Arabella Sheraton grew up on a diet of Jane Austen, the Bronte sisters, and many other writers of that period. From Jane Austen to Georgette Heyer, Arabella has found both enjoyment and inspiration in sparkling, witty Regency novels. She also loves history and generally finds the past more fascinating than the future. Arabella wrote her first Regency romance to entertain her aged mom who loved the genre. Arabella is honoured to share the adventures of her heroes and heroines with readers.
In this charming traditional Regency romance novella, Patience Cherwell is resigned to a life of spinsterhood. Therefore, when her young friend, the lovely Lorna Hartley, comes to stay for a London season, she decides the eligible, handsome Lord Blackwood is the perfect match for Lorna. Granted, Lord Blackwood, at forty, is much older than the vivacious 20-year-old Lorna, but Patience is determined to help her young friend make a good match. So why isn’t she happy when his lordship and Lorna seem to like each other’s company? The problem is that Patience is already madly in love with his lordship!
An unexpected invitation arrives for Lorna and Patience to attend Lord Blackwood’s Valentine Ball. This is the perfect moment for him to propose to Lorna. Mysteriously, a corsage arrives from an anonymous admirer. Who is it for? And what will be the outcome for the wearer at Lord Blackwood’s Valentine Ball?

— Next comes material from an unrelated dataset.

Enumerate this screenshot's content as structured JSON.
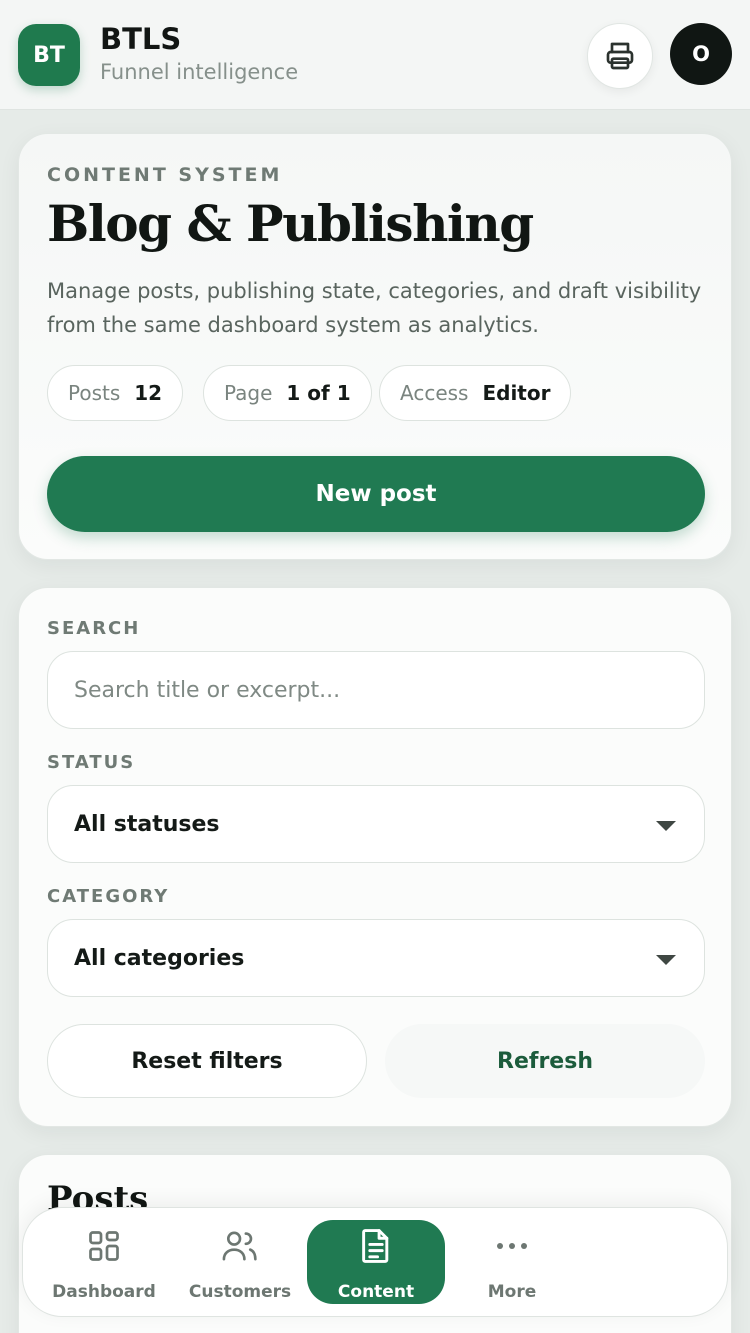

This novella is the prequel to The Lady’s Revenge.
Q&A With the Author:
1. Tell us about things you enjoy — what you do for fun or personal satisfaction besides writing?
Reading of course is top of the list! I enjoy living in the countryside rather than the city and I am fortunate so I can take long walks with my dogs. I love movies, especially BBC historical movies or book to movie adaptations. Art, music, theater, anything cultural appeals to me, and of course travel is important.
2. When did you first realize you were an author?
I have always scribbled a bit, writing comical poetry, and I wrote editorial articles for magazines for years, but when my mother asked me to write her a Regency romance, that was when I started to take the idea seriously.
3. Have you done anything writing-related, but besides actually writing your books, that seemed to get a lot of positive response? Something that encouraged you?
I worked for many years in magazine publishing, so I had my fair share of nonfiction writing. Now I also teach novel writing which is very rewarding. I am very proud when a student completes the course and has a finished manuscript in their hand.
4. What is the thing you struggle with the most while writing? And how do you defeat it?
The only thing I struggle with is finding the time to do my own writing. I am also an editor for a book review company and that as my day job and tutoring aspiring writers takes up time. I find making lists of time slots when I can squeeze in my own work really helps.
5. What is the “message” of your writing? (For example, is your purpose to encourage old-fashioned values, encourage romance, or do you have different purposes in different books?)
My books are historical romances, set in the Regency era, when a man courted a woman with serious intentions, and because of the social restrictions, and the impossibility of jumping into bed on the first date, the couple had to take the time to get to know each other as people. They also had to become friends first. So I do think the message is cultivating what people might think of as ‘old fashioned’ values, but actually these values are timeless and good. If a couple starts off becoming friends, finding the glue that will keep them together, they will still be together when the initial glow wears off and they settle down to the reality of making a life together. Proper courtship and romance are important.
6. Are your characters/stories/scenes, etc. based on anything in real life?
Again, I think that romance and real-life situations abound no matter what era one writes in. I might read about something in the news and that sparks an idea for a story.
7. What are your future projects?
I am busy with a (wait for it) completely different kind of Regency romance. This is a murder mystery/time travel romance called To Murder a Marquis. It is absolutely fascinating; still Regency but such fun! Here’s a teaser: When Jane Carstairs goes to Chelston Hall to complete the archival project her father had been commissioned to do, things turn very weird from the moment she gets there. Jane wakes up in the woods at Chelston Hall, only it's no longer 2015 ... it's 1815, and she's faced with the discovery of a possibly dead man, who is the spitting image of her current employer - the Marquis of Chelston - and the growing feeling that something is very wrong. Jane has somehow slipped back in time, but why? Is she the one destined to save the marquis so that the line can continue? And how can she stop falling in love with a man who is from another era? Can she go back to her own century? Does she want to, ultimately?